I was in Palmerston North last week and visited Massey University.
I was really impressed, the science and innovation coming out of there is incredible.
We have some bright, young things way ahead of the game, it was great to see.
Part of my visit included a tour of the Institute of Veterinary Animal and Biomedical Sciences where I met some veterinary students and a dog named Patch - a blue heeler-border collie cross from one of the University farms.
Rural veterinarians play an essential role in maintaining high standards of animal welfare, biosecurity, and food safety.
I know from my own personal experience many rural areas have inadequate veterinary services.
This shortage poses a threat to our pastoral farming model and is a major concern of the New Zealand Veterinarian Association.
As the Minister of Agriculture I recognise the contribution vets make to New Zealand’s primary sector and am keen to assist in retention of vets in rural areas.

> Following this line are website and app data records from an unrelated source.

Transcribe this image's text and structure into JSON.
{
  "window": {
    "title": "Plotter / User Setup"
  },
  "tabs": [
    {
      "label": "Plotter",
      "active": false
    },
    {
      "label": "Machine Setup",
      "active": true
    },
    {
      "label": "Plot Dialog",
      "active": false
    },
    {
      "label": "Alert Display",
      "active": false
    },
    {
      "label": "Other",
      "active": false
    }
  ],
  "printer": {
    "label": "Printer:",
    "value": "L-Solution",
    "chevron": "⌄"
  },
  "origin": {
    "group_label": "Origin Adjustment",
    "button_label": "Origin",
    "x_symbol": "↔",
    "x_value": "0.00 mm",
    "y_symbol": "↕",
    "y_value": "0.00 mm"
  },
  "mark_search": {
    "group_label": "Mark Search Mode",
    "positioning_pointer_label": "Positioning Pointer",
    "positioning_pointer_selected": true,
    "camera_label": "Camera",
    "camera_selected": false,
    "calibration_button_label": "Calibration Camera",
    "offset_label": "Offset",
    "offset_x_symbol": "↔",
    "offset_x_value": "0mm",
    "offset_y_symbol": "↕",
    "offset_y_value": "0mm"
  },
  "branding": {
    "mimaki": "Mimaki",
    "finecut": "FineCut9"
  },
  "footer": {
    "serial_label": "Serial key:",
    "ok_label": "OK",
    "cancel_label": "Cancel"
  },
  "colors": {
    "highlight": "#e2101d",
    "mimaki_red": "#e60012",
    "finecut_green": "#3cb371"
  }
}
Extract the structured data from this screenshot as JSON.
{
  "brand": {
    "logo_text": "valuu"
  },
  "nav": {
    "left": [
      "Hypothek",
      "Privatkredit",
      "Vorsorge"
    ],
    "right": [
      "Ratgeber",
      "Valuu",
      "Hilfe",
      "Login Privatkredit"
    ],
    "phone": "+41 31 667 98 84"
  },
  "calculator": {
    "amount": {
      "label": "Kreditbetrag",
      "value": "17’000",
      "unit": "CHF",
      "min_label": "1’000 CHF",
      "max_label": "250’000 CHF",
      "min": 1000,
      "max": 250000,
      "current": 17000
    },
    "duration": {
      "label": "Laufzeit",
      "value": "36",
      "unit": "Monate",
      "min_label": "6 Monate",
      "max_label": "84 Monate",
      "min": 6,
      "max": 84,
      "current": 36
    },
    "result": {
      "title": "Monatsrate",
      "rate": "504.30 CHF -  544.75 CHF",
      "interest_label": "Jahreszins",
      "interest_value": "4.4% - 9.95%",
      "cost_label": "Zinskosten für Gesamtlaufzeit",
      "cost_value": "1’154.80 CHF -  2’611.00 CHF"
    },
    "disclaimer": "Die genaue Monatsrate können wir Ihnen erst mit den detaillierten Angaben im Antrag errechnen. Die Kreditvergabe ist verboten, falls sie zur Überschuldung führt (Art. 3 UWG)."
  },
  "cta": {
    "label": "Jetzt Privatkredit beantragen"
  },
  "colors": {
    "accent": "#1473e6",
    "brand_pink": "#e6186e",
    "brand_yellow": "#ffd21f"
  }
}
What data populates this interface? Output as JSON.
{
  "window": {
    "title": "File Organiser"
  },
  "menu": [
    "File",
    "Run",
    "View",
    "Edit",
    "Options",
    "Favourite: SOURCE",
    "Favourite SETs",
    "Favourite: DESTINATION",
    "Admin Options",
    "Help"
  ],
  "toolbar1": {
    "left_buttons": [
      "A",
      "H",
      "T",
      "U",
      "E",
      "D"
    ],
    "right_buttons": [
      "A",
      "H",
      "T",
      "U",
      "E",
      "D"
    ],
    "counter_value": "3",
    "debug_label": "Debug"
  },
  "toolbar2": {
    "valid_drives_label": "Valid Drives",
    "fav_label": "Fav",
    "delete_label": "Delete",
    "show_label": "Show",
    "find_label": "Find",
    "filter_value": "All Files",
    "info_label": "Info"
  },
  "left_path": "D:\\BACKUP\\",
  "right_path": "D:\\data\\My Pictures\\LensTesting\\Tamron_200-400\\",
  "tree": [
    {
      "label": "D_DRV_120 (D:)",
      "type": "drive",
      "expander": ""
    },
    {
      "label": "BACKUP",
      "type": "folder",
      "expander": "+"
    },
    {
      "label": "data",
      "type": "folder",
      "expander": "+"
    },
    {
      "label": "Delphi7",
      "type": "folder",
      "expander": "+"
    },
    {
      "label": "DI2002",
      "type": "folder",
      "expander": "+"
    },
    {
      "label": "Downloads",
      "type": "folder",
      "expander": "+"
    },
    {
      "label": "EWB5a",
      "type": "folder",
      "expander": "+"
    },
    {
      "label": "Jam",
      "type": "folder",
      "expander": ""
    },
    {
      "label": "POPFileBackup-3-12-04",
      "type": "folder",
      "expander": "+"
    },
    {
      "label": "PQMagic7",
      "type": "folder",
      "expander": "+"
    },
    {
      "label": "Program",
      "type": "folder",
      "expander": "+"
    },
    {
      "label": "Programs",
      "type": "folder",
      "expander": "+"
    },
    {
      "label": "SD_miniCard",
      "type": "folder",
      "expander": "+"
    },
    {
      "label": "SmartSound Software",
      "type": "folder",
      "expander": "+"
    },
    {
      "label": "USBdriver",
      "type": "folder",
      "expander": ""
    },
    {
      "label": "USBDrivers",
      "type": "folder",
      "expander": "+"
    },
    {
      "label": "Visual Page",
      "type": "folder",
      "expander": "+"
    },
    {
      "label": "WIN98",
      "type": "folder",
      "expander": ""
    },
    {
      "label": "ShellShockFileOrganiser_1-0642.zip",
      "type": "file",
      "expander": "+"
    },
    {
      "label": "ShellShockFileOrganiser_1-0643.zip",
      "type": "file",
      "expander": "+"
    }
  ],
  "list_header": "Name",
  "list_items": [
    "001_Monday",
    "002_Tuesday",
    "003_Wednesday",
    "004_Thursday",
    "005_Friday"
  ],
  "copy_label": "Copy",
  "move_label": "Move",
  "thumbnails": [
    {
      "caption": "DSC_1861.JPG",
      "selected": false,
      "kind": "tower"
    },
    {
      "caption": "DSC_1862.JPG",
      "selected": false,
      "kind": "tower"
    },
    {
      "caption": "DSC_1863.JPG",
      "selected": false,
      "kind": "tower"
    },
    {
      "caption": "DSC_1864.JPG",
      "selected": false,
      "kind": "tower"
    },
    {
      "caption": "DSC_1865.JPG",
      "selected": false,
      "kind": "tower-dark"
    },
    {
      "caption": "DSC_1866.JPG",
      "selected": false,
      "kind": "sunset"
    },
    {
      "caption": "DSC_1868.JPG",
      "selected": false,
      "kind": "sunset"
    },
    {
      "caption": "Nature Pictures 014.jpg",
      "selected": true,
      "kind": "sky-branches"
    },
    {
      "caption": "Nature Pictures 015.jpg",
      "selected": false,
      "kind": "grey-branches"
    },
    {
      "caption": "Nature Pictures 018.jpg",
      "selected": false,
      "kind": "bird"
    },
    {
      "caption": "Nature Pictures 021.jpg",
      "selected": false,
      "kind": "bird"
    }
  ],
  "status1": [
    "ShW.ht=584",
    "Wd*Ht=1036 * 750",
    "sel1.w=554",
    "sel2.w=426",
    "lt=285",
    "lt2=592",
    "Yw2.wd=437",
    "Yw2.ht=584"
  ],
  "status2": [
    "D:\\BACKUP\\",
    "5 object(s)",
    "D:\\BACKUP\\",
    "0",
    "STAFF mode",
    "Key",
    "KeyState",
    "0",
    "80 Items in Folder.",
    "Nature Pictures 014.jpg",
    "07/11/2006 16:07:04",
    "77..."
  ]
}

The Government has consulted closely with Massey and New Zealand Veterinarian Association to design a bonding scheme for vets who are prepared to work in hard to staff rural areas.
The bonding initiative is expected to be implemented shortly.